review after seeing the movie. The main channel page also contained a stream of commentary
about the movie from Facebook, Twitter and YouTube, a stream powered by a service called
@ThisMoment, integration it and the movie got a bit of press out of. Likewise the studio’s Twitter
channel contained steady updates on the movie’s publicity and links to what it felt was important
Advertising and Cross-Promotions
A ton of advertising has been done, including the creation of quite a few TV spots, many of which
took the form of trimmed trailers and featured little new material. Still, they’re effective at
conveying the overall attitude of the movie to an audience, though there’s the concern that
without the additional time that can be used for more explanation there’s going to be the belief
that this is a straight super-hero movie. The expanded trailers make it more clear that it’s taking a
drastically different approach to the genre but that doesn’t come through as loudly in 30-second
There has been a good amount of outdoor advertising as well as well as some online and, one
would assume, in print. Most of that as would be expected has repurposed any of the poster
Media and Publicity
After an early appearance at Butt-Numb-a-Thon, the movie had it’s official coming out party with a
screening on opening night of SXSW 2010. In fact the movie’s presence there included a number
of vans to shuttle people around that were decorated with key art elements, which is kind of cool
since transportation at festivals is always an issue.
In terms of media coverage a good amount came after the release of some restricted clips that
featured foul language, some of which came out of the mouth of young Chloe Grace Moretz, the
girl who plays Hit Girl. That led to a lot of commentary about not only whether red-band trailers
are appropriate given their propensity to appear on non-age restricted sites (New York Times,
2/24/10) but also on the the fact that an 11 year old girl was saying such things, including lots of
references to sexual themes. That focus on Moretz and her role in such a graphic, both verbally
and physically, movie continued to be covered in the press (New York Times, 4/11/10) and actually
became a central component of a lot of stories (Los Angeles Times, 4/14/10) even those stories that
were just about how offensive and incendiary the movie is in general, as well as leading to
discussions of gender politics and related issues.
Regardless of what traditional mainstream or trade press coverage the movie has gotten, the real
thing going for Kick-Ass is the word of mouth that has been building up for well on a year now.
Fans have been absolutely salivating for this movie and have eaten up every new clip, every new
trailer, every new preview at a festival or convention. And that campaign has fed that hunger with
a steady release of material that has kept the movie never far from top-of-mind and so fueled the
conversations about it and therefore the anticipation for it. Indeed it seemed to be pegged by
some as the pinnacle (Los Angeles Times, 4/15/10) of the comic/movie geek’s world.
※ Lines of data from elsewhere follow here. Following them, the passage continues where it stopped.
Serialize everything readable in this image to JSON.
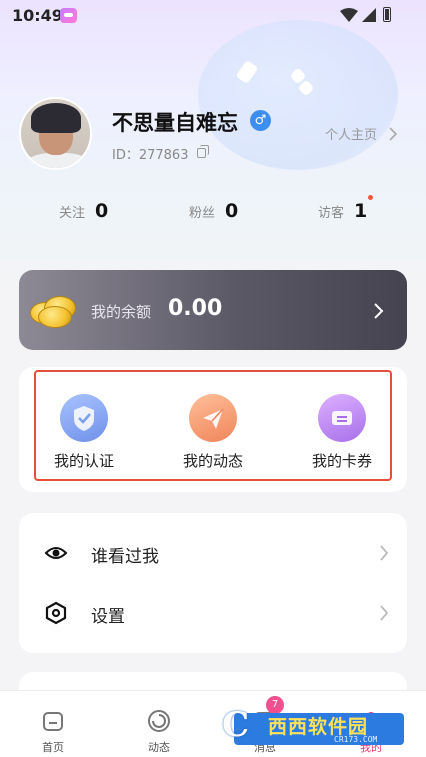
{
  "status_bar": {
    "time": "10:49"
  },
  "profile": {
    "username": "不思量自难忘",
    "gender_symbol": "♂",
    "id_text": "ID：277863",
    "homepage_label": "个人主页"
  },
  "stats": [
    {
      "label": "关注",
      "value": "0"
    },
    {
      "label": "粉丝",
      "value": "0"
    },
    {
      "label": "访客",
      "value": "1"
    }
  ],
  "balance": {
    "label": "我的余额",
    "value": "0.00"
  },
  "features": [
    {
      "label": "我的认证",
      "icon": "verified-shield-icon",
      "color": "#7fa4ef"
    },
    {
      "label": "我的动态",
      "icon": "paper-plane-icon",
      "color": "#f49a6f"
    },
    {
      "label": "我的卡券",
      "icon": "ticket-icon",
      "color": "#c08aef"
    }
  ],
  "menu": [
    {
      "label": "谁看过我",
      "icon": "eye-icon"
    },
    {
      "label": "设置",
      "icon": "settings-icon"
    }
  ],
  "tabs": [
    {
      "label": "首页",
      "icon": "home-icon"
    },
    {
      "label": "动态",
      "icon": "moments-icon"
    },
    {
      "label": "消息",
      "icon": "message-icon",
      "badge": "7"
    },
    {
      "label": "我的",
      "icon": "profile-icon",
      "active": true
    }
  ],
  "watermark": {
    "brand": "西西软件园",
    "domain": "CR173.COM"
  },
  "colors": {
    "accent_pink": "#e23a7a",
    "highlight_red": "#e0503a",
    "gender_blue": "#3d8ef0"
  }
}
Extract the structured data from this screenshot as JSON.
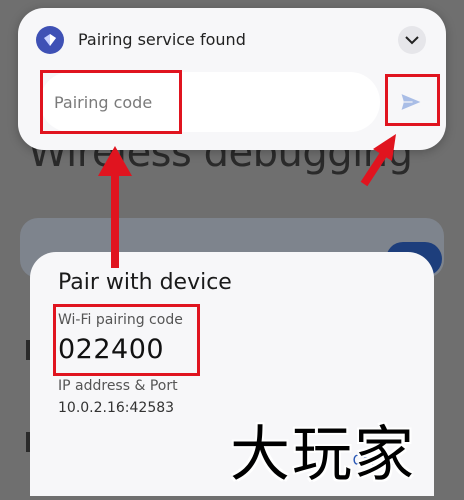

As with
previous movies in this category, though, how festival and convention buzz translates to box-office
success remains to be seen.
For as sprawling as it can sometimes seem, Lionsgate has actually put together a tight and
amazingly consistent campaign here. All the components come back to the same four or five
themes and hit the same notes, even if they take different paths to get there, leading to an overall
campaign that feels familiar wherever you encounter it while also seeming fresh and new in each
What it does is play to its strengths – and presumably the strengths of the movie – time and time
again. So there’s violence, language and a “Hey you know what, let’s just go for broke and let the
chips fall where they may” attitude that pervades the entire campaign. It knows fans are expecting
the outrageous and so, whenever possible, delivers on that expectation.